* _Problem to solve_
Write out every line from the listing below where the string "closable" is found.

* _Data for processing_
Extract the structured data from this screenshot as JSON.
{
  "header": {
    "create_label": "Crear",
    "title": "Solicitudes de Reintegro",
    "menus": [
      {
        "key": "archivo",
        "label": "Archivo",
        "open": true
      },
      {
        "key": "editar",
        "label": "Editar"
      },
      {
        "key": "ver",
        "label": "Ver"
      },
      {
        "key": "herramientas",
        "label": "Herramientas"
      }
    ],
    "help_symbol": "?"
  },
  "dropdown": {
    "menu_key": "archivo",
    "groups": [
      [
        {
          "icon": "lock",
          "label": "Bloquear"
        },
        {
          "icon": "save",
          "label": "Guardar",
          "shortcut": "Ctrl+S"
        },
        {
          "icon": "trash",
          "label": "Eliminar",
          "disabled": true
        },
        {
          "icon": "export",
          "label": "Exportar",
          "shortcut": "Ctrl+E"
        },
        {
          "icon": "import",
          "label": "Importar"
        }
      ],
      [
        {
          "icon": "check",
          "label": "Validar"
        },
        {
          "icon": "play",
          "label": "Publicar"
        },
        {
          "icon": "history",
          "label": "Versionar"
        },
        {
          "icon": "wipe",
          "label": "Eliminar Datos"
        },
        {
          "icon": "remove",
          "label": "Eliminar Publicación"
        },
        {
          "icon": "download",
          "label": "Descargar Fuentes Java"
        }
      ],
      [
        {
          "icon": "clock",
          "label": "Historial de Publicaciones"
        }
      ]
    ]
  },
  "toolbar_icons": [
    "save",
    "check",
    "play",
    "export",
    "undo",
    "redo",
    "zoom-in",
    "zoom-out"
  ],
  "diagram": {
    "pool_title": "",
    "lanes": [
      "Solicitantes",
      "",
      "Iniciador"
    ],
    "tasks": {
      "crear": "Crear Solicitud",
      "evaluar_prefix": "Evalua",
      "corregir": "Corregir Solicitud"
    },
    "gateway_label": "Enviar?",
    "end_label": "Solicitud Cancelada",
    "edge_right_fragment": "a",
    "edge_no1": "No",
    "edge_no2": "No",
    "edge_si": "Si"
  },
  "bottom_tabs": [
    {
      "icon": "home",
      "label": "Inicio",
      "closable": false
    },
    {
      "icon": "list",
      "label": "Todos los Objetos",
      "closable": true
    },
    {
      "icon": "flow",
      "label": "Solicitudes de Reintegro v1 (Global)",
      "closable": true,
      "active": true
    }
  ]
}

* _Task response_
      "closable": false
      "closable": true
      "closable": true,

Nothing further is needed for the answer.